How we organise ourselves

Thinking routines are being used to build and share students’ understandings of lines of Inquiry. A current favorite in Year 3 is called ‘Chalk Talk’. Despite the name, students write down their ideas about various topics using coloured markers. They roam the room and respond to a range of prompts, moving from one to the other, reading others’ ideas and adding their own. As students become more familiar with this routine, their responses become more relevant and detailed. It is a great way to establish students’ level of understanding at the beginning and end of a Unit of Inquiry. 

Many classroom routines - and routines that bridge home and school contexts - have been developed with input from the students. These include creating a set of Year 3 expectations, establishing classroom jobs, use of diaries and computers, setting up for the day’s learning each morning, involvement in School Meeting, preparing independently for PE and Friday Afternoon Sports, and looking after students’ belongings in the classroom. 

Systems are a key component of being organised. Subsequently, students have been looking at time as a system which is used to help keep us organised.  They have been learning about lapsed time as a period of measurement. For example: If we arrive at school at 8:30, and leave at 3:45, how long have we spent at Penbank? Looking at the number of hours in a day and placing each hour on a timeline has allowed some students to link current understandings of telling the time to 24-hour digital time. For students across both year groups, car journeys are a great opportunity to estimate time measurements. Check the time when you leave, estimate the travel time to your destination, and then calculate the approximate arrival time. (e.g. “It’s ten-past-two now. It will take us about 25 minutes to get to the cinema. What time should we arrive?”).

Who we are

The Year 4 have been inquiring into their own and others’ wellbeing and the choices that affect their lives. The group began by sharing their knowledge of wellbeing which was vast and varied.  This led us to explore the different areas that make up a happy and healthy life; including mental and physical health. To summarise and represent our newfound understanding that multiple things contribute to our health, we constructed a wellbeing wheel, complete with colors and images to match each area. Students then wanted to look beyond our classroom walls to find out what the rest of the school understood on the topic. Constructing a series of survey questions, the Year 4 set about interviewing the Years 3 and 6.

Feeling very pleased with their results, the children are now in the midst of collating, graphing and interpreting their data. We’re all looking forward to the information report each pair puts together and shares with the group in the upcoming weeks. 

Building Positive Relationships 

It is wonderful to see how naturally the students in the middle years have developed relationships with one another. The Year 4 students are fantastic role models for Year 3. Without even realising, they demonstrate exemplary behaviours that are in turn modelled by the younger students. Camp at Phillip Island this week will be a prime opportunity for the students to further consolidate relationships through shared experiences. At all times, Woodleigh’s 3 R’s (Respect for self, respect for others, respect for the environment) underpin students’ positive involvement at school and beyond. Furthermore, at Penbank we strive to be safe, fair and kind. These simple guiding principles have profound benefits for all students and teachers in building and maintaining positive relationships.

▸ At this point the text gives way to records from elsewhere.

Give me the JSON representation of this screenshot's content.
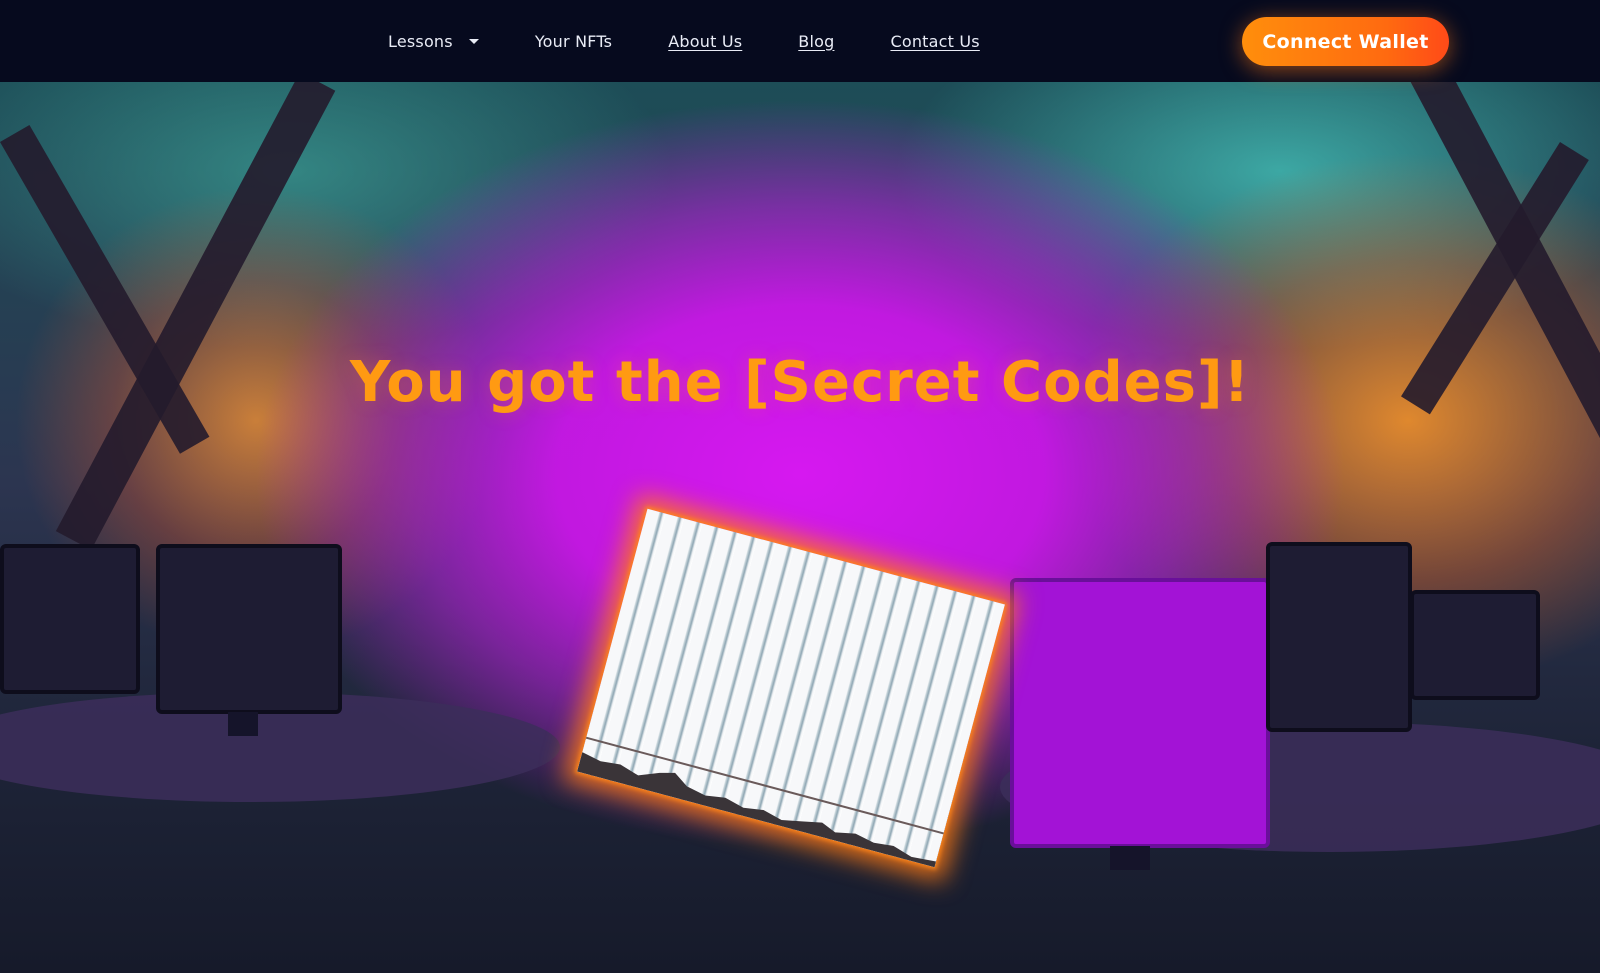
{
  "nav": {
    "items": [
      {
        "label": "Lessons",
        "has_dropdown": true,
        "underlined": false
      },
      {
        "label": "Your NFTs",
        "has_dropdown": false,
        "underlined": false
      },
      {
        "label": "About Us",
        "has_dropdown": false,
        "underlined": true
      },
      {
        "label": "Blog",
        "has_dropdown": false,
        "underlined": true
      },
      {
        "label": "Contact Us",
        "has_dropdown": false,
        "underlined": true
      }
    ],
    "connect_button": "Connect Wallet"
  },
  "hero": {
    "title": "You got the [Secret Codes]!"
  },
  "colors": {
    "navbar_bg": "#060a1e",
    "accent_orange": "#ff8e0c",
    "title_orange": "#ff9a12",
    "magenta_glow": "#d618f0"
  },
  "icons": {
    "dropdown": "caret-down-icon"
  }
}
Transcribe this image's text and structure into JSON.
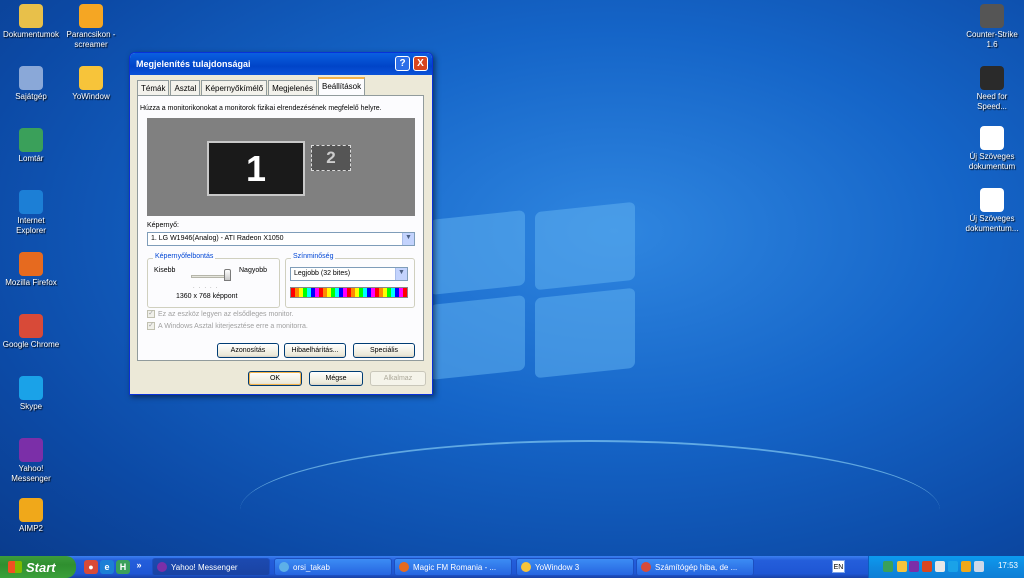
{
  "desktop": {
    "left_icons": [
      {
        "label": "Dokumentumok",
        "icon": "documents-folder-icon",
        "color": "#e8c04a"
      },
      {
        "label": "Parancsikon -\nscreamer",
        "icon": "screamer-icon",
        "color": "#f5a623"
      },
      {
        "label": "Sajátgép",
        "icon": "my-computer-icon",
        "color": "#8aa8d8"
      },
      {
        "label": "YoWindow",
        "icon": "yowindow-icon",
        "color": "#f7c43a"
      },
      {
        "label": "Lomtár",
        "icon": "recycle-bin-icon",
        "color": "#3aa05a"
      },
      {
        "label": "Internet\nExplorer",
        "icon": "internet-explorer-icon",
        "color": "#1c7fd6"
      },
      {
        "label": "Mozilla Firefox",
        "icon": "firefox-icon",
        "color": "#e66a1f"
      },
      {
        "label": "Google Chrome",
        "icon": "chrome-icon",
        "color": "#d84a38"
      },
      {
        "label": "Skype",
        "icon": "skype-icon",
        "color": "#1aa2e8"
      },
      {
        "label": "Yahoo!\nMessenger",
        "icon": "yahoo-messenger-icon",
        "color": "#7b2fa8"
      },
      {
        "label": "AIMP2",
        "icon": "aimp-icon",
        "color": "#f0a81a"
      }
    ],
    "right_icons": [
      {
        "label": "Counter-Strike\n1.6",
        "icon": "counter-strike-icon",
        "color": "#555555"
      },
      {
        "label": "Need for\nSpeed...",
        "icon": "need-for-speed-icon",
        "color": "#2a2a2a"
      },
      {
        "label": "Új Szöveges\ndokumentum",
        "icon": "text-document-icon",
        "color": "#ffffff"
      },
      {
        "label": "Új Szöveges\ndokumentum...",
        "icon": "text-document-icon",
        "color": "#ffffff"
      }
    ]
  },
  "dialog": {
    "title": "Megjelenítés tulajdonságai",
    "help_glyph": "?",
    "close_glyph": "X",
    "tabs": [
      "Témák",
      "Asztal",
      "Képernyőkímélő",
      "Megjelenés",
      "Beállítások"
    ],
    "instruction": "Húzza a monitorikonokat a monitorok fizikai elrendezésének megfelelő helyre.",
    "monitor1": "1",
    "monitor2": "2",
    "display_label": "Képernyő:",
    "display_value": "1. LG W1946(Analog) - ATI Radeon X1050",
    "resolution_group": "Képernyőfelbontás",
    "less": "Kisebb",
    "more": "Nagyobb",
    "resolution_value": "1360 x 768 képpont",
    "color_group": "Színminőség",
    "color_value": "Legjobb (32 bites)",
    "check1": "Ez az eszköz legyen az elsődleges monitor.",
    "check2": "A Windows Asztal kiterjesztése erre a monitorra.",
    "identify": "Azonosítás",
    "troubleshoot": "Hibaelhárítás...",
    "advanced": "Speciális",
    "ok": "OK",
    "cancel": "Mégse",
    "apply": "Alkalmaz",
    "dropdown_glyph": "▼"
  },
  "taskbar": {
    "start": "Start",
    "more_glyph": "»",
    "tasks": [
      {
        "label": "Yahoo! Messenger",
        "icon_color": "#7b2fa8",
        "active": true
      },
      {
        "label": "orsi_takab",
        "icon_color": "#5db0e8",
        "active": false
      },
      {
        "label": "Magic FM Romania - ...",
        "icon_color": "#e66a1f",
        "active": false
      },
      {
        "label": "YoWindow 3",
        "icon_color": "#f7c43a",
        "active": false
      },
      {
        "label": "Számítógép hiba, de ...",
        "icon_color": "#d84a38",
        "active": false
      }
    ],
    "lang": "EN",
    "clock": "17:53"
  }
}
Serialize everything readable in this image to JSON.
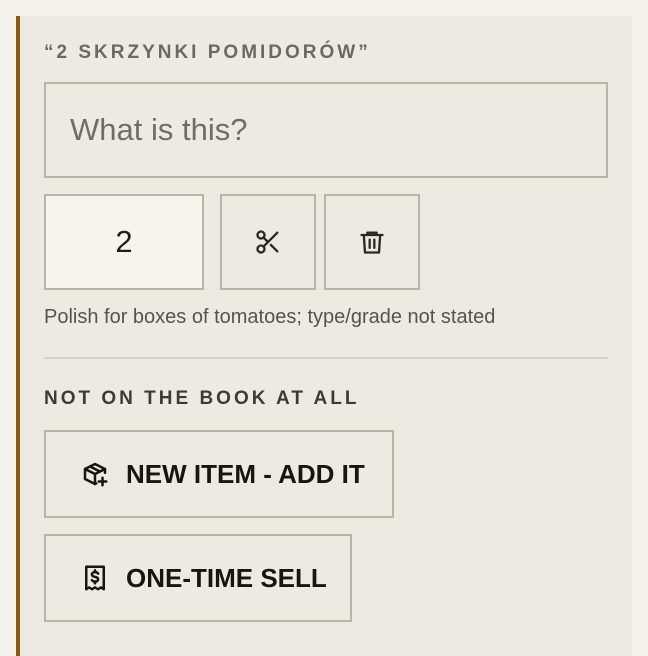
{
  "item": {
    "quote": "“2 SKRZYNKI POMIDORÓW”",
    "what_placeholder": "What is this?",
    "what_value": "",
    "quantity": "2",
    "note": "Polish for boxes of tomatoes; type/grade not stated"
  },
  "icons": {
    "split": "scissors-icon",
    "delete": "trash-icon",
    "new_item": "package-plus-icon",
    "one_time": "receipt-dollar-icon"
  },
  "section": {
    "title": "NOT ON THE BOOK AT ALL",
    "new_item_label": "NEW ITEM - ADD IT",
    "one_time_label": "ONE-TIME SELL"
  },
  "colors": {
    "accent": "#8a5a14",
    "card_bg": "#edebe1",
    "page_bg": "#f4f2eb",
    "border": "#b9b4a4"
  }
}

Swimming Sports 

Initially an opportunity for students in Years 4-6, there was an overwhelming show of enthusiasm from Year 3 students to take part in Penbank’s recent Swimming Carnival. Despite grey skies and rain, the spirits of the swimmers and supporters were not dampened. Well done to the children for their support, good behaviour and involvement in the events. Thank you also to parents who were able to come along and offer their support.


It’s great to see students bringing their diaries to school each day. Throughout the week, we diarise important dates and talk about how upcoming events relate to the children and the school community. Students learn about the days, weeks, months, terms, and holidays and seasons. Mathematical concepts relating to time are developed through routine use of diaries, and students become familiar with interpreting the calendar format. The school diary allows students to demonstrate their home reading progress. It may also be used as a communication tool by parents to share information with teachers. We encourage parents to consult and discuss the diary with their child to help develop literacy and organisation skills.


A huge thank-you to the students and parents who are reading at home as often as they can. We are noticing as the days go by that more and more students are also remembering to log their reading in their diaries so we can check it off. Well done! Reading at home not only increases comprehension and reading fluency but also improves spelling and writing skills. Please remember that our school library is a fantastic book resource to bolster up the home reading material. 

Spelling Words  

Fortnightly spelling words have begun to come home in student diaries, and we encourage children to build on their word knowledge at home. Although we don’t want this to become a laborious home task, it is a fantastic opportunity to consolidate knowledge taught during spelling sessions. A fast and simple way to do this is to recite and write spelling words. 

Cultural Diversity Week

During Week 8, we will be celebrating how special diversity is when we live in a community of many cultures. The focus for School Meeting will be around the importance of living in harmony with one another. Thursday will see us come together and celebrate the official Harmony Day with the Harmony Day Twilight Picnic. Hope to see you all there!

We look forward to a busy, exciting year full of caring, sharing and learning.